---------- Input data
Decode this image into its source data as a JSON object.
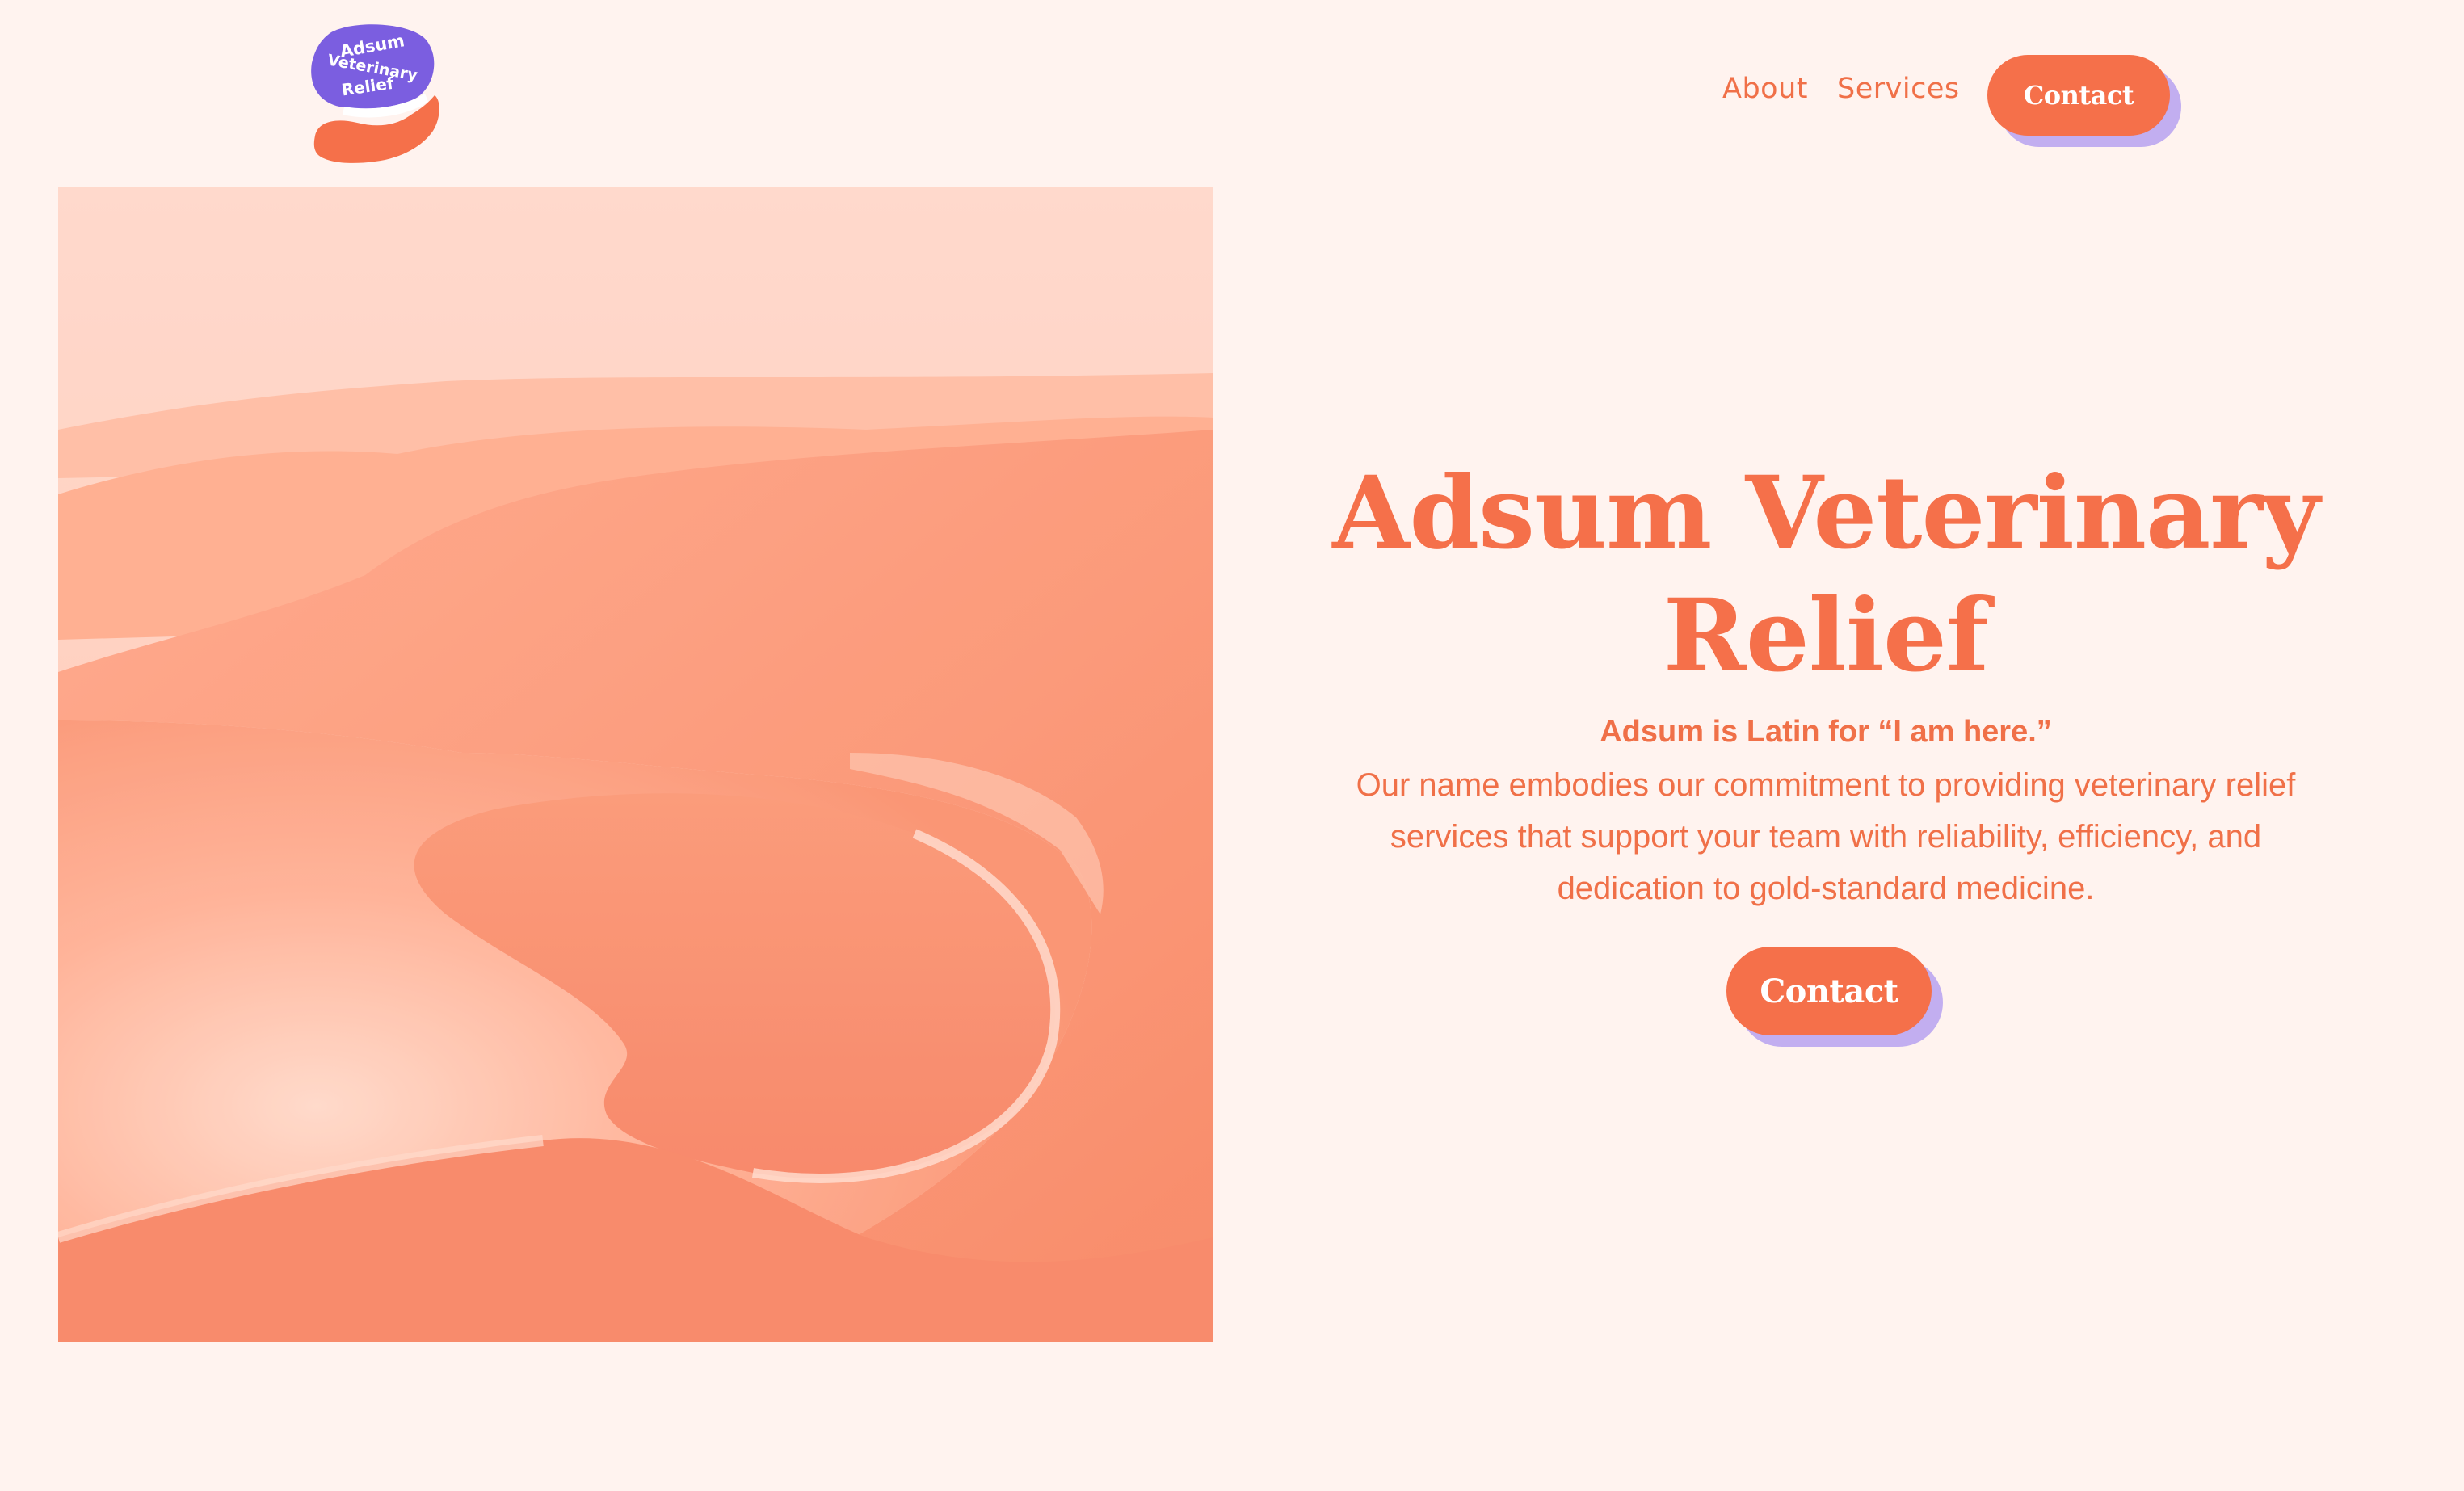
{
  "brand": {
    "logo_lines": [
      "Adsum",
      "Veterinary",
      "Relief"
    ],
    "logo_icon": "hand-holding-speech-bubble-icon"
  },
  "nav": {
    "about": "About",
    "services": "Services",
    "contact": "Contact"
  },
  "hero": {
    "image": "coastal-cliffs-aerial-photo",
    "title": "Adsum Veterinary Relief",
    "tagline": "Adsum is Latin for “I am here.”",
    "description": "Our name embodies our commitment to providing veterinary relief services that support your team with reliability, efficiency, and dedication to gold-standard medicine.",
    "cta": "Contact"
  },
  "colors": {
    "background": "#fff3ef",
    "accent": "#f5704a",
    "button_shadow": "#c2aef0",
    "logo_purple": "#7b5ee0"
  }
}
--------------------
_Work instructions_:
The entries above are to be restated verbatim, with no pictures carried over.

_Exercise answer_:
Decode this image into its source data as a JSON object.
{
  "brand": {
    "logo_lines": [
      "Adsum",
      "Veterinary",
      "Relief"
    ],
    "logo_icon": "hand-holding-speech-bubble-icon"
  },
  "nav": {
    "about": "About",
    "services": "Services",
    "contact": "Contact"
  },
  "hero": {
    "image": "coastal-cliffs-aerial-photo",
    "title": "Adsum Veterinary Relief",
    "tagline": "Adsum is Latin for “I am here.”",
    "description": "Our name embodies our commitment to providing veterinary relief services that support your team with reliability, efficiency, and dedication to gold-standard medicine.",
    "cta": "Contact"
  },
  "colors": {
    "background": "#fff3ef",
    "accent": "#f5704a",
    "button_shadow": "#c2aef0",
    "logo_purple": "#7b5ee0"
  }
}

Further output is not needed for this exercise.